The data below is to be set down exactly.

- Records for this task -
--- START ---
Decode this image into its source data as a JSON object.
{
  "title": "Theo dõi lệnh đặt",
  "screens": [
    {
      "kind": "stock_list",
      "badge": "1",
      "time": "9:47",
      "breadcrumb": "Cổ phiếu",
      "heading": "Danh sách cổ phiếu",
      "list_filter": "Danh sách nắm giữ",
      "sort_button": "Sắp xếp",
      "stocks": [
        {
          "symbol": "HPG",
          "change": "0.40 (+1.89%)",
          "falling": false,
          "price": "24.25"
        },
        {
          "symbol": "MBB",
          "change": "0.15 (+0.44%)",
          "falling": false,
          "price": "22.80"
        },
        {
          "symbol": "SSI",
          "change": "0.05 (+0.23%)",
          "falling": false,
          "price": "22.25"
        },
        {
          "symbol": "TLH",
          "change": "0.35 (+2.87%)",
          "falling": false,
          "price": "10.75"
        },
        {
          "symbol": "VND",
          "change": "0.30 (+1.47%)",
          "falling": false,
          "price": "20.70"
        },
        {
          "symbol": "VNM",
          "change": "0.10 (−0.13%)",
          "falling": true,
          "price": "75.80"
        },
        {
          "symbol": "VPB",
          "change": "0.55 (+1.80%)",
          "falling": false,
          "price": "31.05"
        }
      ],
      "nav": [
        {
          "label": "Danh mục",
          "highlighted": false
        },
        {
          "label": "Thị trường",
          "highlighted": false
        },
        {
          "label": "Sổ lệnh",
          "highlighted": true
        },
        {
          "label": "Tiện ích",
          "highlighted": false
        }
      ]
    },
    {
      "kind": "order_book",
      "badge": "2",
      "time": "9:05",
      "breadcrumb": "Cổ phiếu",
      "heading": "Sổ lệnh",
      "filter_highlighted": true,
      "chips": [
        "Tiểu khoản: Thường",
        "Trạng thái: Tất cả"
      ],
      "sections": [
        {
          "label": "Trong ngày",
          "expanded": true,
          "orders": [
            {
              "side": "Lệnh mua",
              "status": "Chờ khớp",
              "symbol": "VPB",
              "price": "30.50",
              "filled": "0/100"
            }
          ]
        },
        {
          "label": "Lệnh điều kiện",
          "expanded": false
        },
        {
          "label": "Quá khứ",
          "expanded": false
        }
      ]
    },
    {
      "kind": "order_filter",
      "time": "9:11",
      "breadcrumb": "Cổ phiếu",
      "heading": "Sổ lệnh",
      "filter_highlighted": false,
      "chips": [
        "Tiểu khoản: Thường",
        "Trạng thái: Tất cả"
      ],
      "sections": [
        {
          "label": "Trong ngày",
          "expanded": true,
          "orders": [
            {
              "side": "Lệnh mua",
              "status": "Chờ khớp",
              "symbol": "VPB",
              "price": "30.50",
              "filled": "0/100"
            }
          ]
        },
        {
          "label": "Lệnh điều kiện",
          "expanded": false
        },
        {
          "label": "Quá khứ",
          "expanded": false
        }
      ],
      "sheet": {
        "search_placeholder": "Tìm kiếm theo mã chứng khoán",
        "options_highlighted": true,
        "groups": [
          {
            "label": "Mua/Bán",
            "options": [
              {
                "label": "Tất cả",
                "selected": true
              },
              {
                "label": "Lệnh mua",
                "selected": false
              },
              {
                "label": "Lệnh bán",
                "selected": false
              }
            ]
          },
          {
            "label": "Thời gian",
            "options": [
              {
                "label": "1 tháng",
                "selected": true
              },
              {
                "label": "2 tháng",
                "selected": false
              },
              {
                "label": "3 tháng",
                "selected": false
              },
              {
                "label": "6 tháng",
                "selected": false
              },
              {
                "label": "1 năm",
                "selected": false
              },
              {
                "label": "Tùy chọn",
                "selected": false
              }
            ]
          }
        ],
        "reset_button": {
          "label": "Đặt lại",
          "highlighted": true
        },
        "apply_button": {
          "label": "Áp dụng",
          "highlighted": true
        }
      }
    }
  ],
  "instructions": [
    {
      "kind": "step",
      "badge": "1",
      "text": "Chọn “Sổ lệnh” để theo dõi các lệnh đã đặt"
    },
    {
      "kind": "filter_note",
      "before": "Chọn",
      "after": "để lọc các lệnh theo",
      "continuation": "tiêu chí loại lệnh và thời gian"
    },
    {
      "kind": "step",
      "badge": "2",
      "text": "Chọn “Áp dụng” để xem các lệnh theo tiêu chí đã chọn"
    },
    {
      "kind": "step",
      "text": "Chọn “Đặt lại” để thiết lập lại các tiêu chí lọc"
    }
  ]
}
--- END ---
- Result of this exercise -
Decode this image into its source data as a JSON object.
{
  "title": "Theo dõi lệnh đặt",
  "screens": [
    {
      "kind": "stock_list",
      "badge": "1",
      "time": "9:47",
      "breadcrumb": "Cổ phiếu",
      "heading": "Danh sách cổ phiếu",
      "list_filter": "Danh sách nắm giữ",
      "sort_button": "Sắp xếp",
      "stocks": [
        {
          "symbol": "HPG",
          "change": "0.40 (+1.89%)",
          "falling": false,
          "price": "24.25"
        },
        {
          "symbol": "MBB",
          "change": "0.15 (+0.44%)",
          "falling": false,
          "price": "22.80"
        },
        {
          "symbol": "SSI",
          "change": "0.05 (+0.23%)",
          "falling": false,
          "price": "22.25"
        },
        {
          "symbol": "TLH",
          "change": "0.35 (+2.87%)",
          "falling": false,
          "price": "10.75"
        },
        {
          "symbol": "VND",
          "change": "0.30 (+1.47%)",
          "falling": false,
          "price": "20.70"
        },
        {
          "symbol": "VNM",
          "change": "0.10 (−0.13%)",
          "falling": true,
          "price": "75.80"
        },
        {
          "symbol": "VPB",
          "change": "0.55 (+1.80%)",
          "falling": false,
          "price": "31.05"
        }
      ],
      "nav": [
        {
          "label": "Danh mục",
          "highlighted": false
        },
        {
          "label": "Thị trường",
          "highlighted": false
        },
        {
          "label": "Sổ lệnh",
          "highlighted": true
        },
        {
          "label": "Tiện ích",
          "highlighted": false
        }
      ]
    },
    {
      "kind": "order_book",
      "badge": "2",
      "time": "9:05",
      "breadcrumb": "Cổ phiếu",
      "heading": "Sổ lệnh",
      "filter_highlighted": true,
      "chips": [
        "Tiểu khoản: Thường",
        "Trạng thái: Tất cả"
      ],
      "sections": [
        {
          "label": "Trong ngày",
          "expanded": true,
          "orders": [
            {
              "side": "Lệnh mua",
              "status": "Chờ khớp",
              "symbol": "VPB",
              "price": "30.50",
              "filled": "0/100"
            }
          ]
        },
        {
          "label": "Lệnh điều kiện",
          "expanded": false
        },
        {
          "label": "Quá khứ",
          "expanded": false
        }
      ]
    },
    {
      "kind": "order_filter",
      "time": "9:11",
      "breadcrumb": "Cổ phiếu",
      "heading": "Sổ lệnh",
      "filter_highlighted": false,
      "chips": [
        "Tiểu khoản: Thường",
        "Trạng thái: Tất cả"
      ],
      "sections": [
        {
          "label": "Trong ngày",
          "expanded": true,
          "orders": [
            {
              "side": "Lệnh mua",
              "status": "Chờ khớp",
              "symbol": "VPB",
              "price": "30.50",
              "filled": "0/100"
            }
          ]
        },
        {
          "label": "Lệnh điều kiện",
          "expanded": false
        },
        {
          "label": "Quá khứ",
          "expanded": false
        }
      ],
      "sheet": {
        "search_placeholder": "Tìm kiếm theo mã chứng khoán",
        "options_highlighted": true,
        "groups": [
          {
            "label": "Mua/Bán",
            "options": [
              {
                "label": "Tất cả",
                "selected": true
              },
              {
                "label": "Lệnh mua",
                "selected": false
              },
              {
                "label": "Lệnh bán",
                "selected": false
              }
            ]
          },
          {
            "label": "Thời gian",
            "options": [
              {
                "label": "1 tháng",
                "selected": true
              },
              {
                "label": "2 tháng",
                "selected": false
              },
              {
                "label": "3 tháng",
                "selected": false
              },
              {
                "label": "6 tháng",
                "selected": false
              },
              {
                "label": "1 năm",
                "selected": false
              },
              {
                "label": "Tùy chọn",
                "selected": false
              }
            ]
          }
        ],
        "reset_button": {
          "label": "Đặt lại",
          "highlighted": true
        },
        "apply_button": {
          "label": "Áp dụng",
          "highlighted": true
        }
      }
    }
  ],
  "instructions": [
    {
      "kind": "step",
      "badge": "1",
      "text": "Chọn “Sổ lệnh” để theo dõi các lệnh đã đặt"
    },
    {
      "kind": "filter_note",
      "before": "Chọn",
      "after": "để lọc các lệnh theo",
      "continuation": "tiêu chí loại lệnh và thời gian"
    },
    {
      "kind": "step",
      "badge": "2",
      "text": "Chọn “Áp dụng” để xem các lệnh theo tiêu chí đã chọn"
    },
    {
      "kind": "step",
      "text": "Chọn “Đặt lại” để thiết lập lại các tiêu chí lọc"
    }
  ]
}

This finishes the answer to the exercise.